You should note that I said you should root for the price of the stock to go down in such a situation, not the business fundamentals. I hope profits grow from $2.20 to $2.80 while the price of the stock goes from $44 to the $30s—it is the act of reinvestment and the initiation of new purchase orders in response to this growing spread between business fundamentals and the price of the stock that you become the farmer planting his seeds in increasingly fertile soil.
On another personal note, I am glad that many of you Coca-Cola shareholders that I’ve encountered are thoughtful about ways in which your wealth can be used to help those who, in the words of Warren Buffett, did not win the ovarian lottery and instead find themselves born into situations that are reminiscent of Hosea, Chapter 4: “My people are destroyed by a lack of knowledge.”
It’s wise to think of investing as a two-stage process. The first focus is on reaching financial independence, and taking more-than-reasonable precautions to make sure that condition can last the rest of your life. This is not a manifestation of greed, but rather, the desire to live your life as you see fit and doing things that you want to do rather than have to do. Once that mission is accomplished, you begin to turn your eye outward as you recognize that you can be a tremendous force for good or bad depending on which impulse you choose to follow. In a very real way, a few of you reading this are Coca-Cola princes and princesses as you sit on tens of thousands or even hundreds of thousands of shares in the company’s stock, and every three months, you receive a check in the six figures that can have a profound influence on your community. It’s not my place to tell you which way to allocate it, as I don’t know your value system and preferences. It’s your life, and you get to spend it gradually writing your own obituary as you see fit.
For those of you reading this who own Coca-Cola and find yourself with 70%, 80%, or 90% of your money tied up into the legendary beverage maker’s stock, I understand your concern about diversifying—buying almost anything else reeks of diworsification rather than diversification. However, almost no companies does not mean the same thing as saying there are no other companies out there that could be good candidates for consideration. Why not adopt the practice of putting dividends elsewhere, looking perhaps to Colgate-Palmolive, Nestle, ExxonMobil, Johnson & Johnson? Those are ways to diversify without sacrificing earnings quality or future growth prospects.

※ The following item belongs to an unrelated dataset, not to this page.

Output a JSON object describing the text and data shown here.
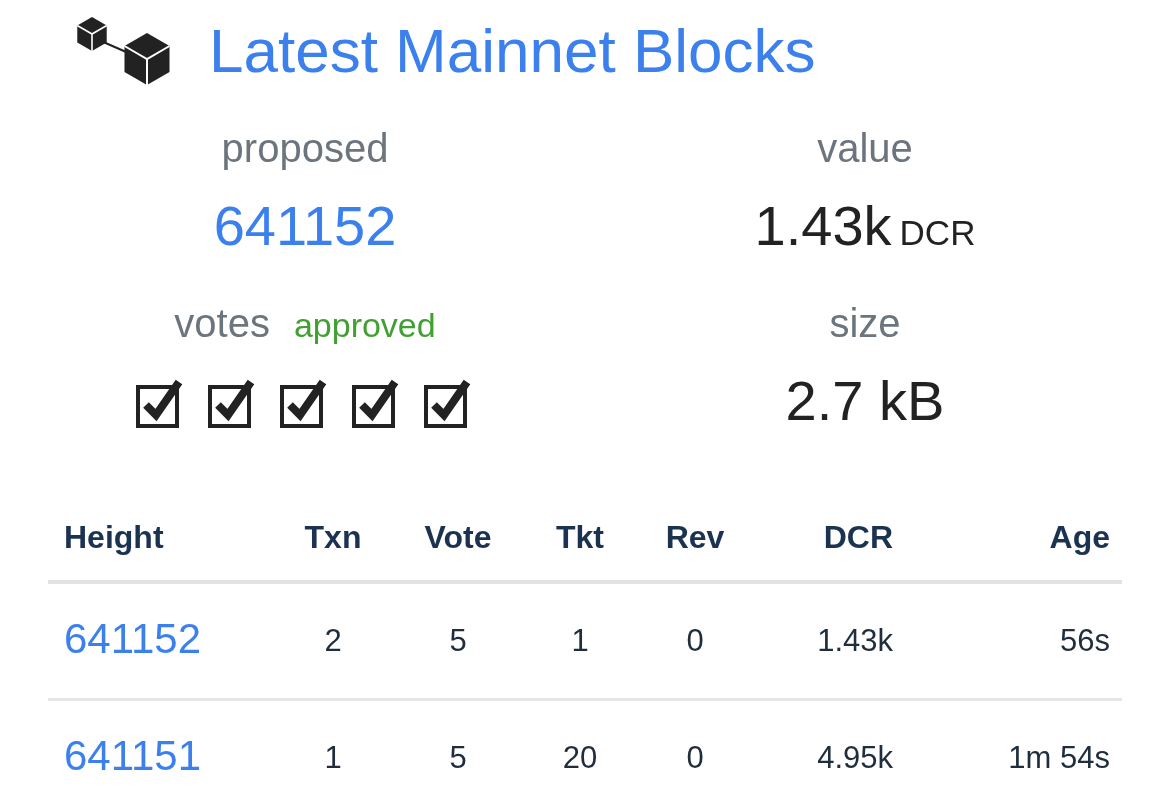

Now, for my non-Atlanta readers, who may or may not own Coca-Cola stock: The usual disclaimers apply. It’s an important to find an investment style that fits your own temperament. Heck, I know some of you could never bring themselves to own the same company stock for three years straight. That’s perfectly okay. As the writer Steven Pressfield said, “Our job in this life is not to shape ourselves into some ideal we imagine we ought to be, but to find out who we already are and become it.” (Hat tip to Stiles Mikell Harper III for alerting me to this quote). If long-term investing in the same stock isn’t for you, there are tons of other finance sources you can read. As for me, the appeal rests in making decisions that have long measuring lifes; finding anti-fragile businesses with high permanent returns on capital, establishing an ownership position, and then enjoying the growing cash payments that arrive four times per year thereafter. Those are the potential rewards when you approach the investment altar without a sale price in mind.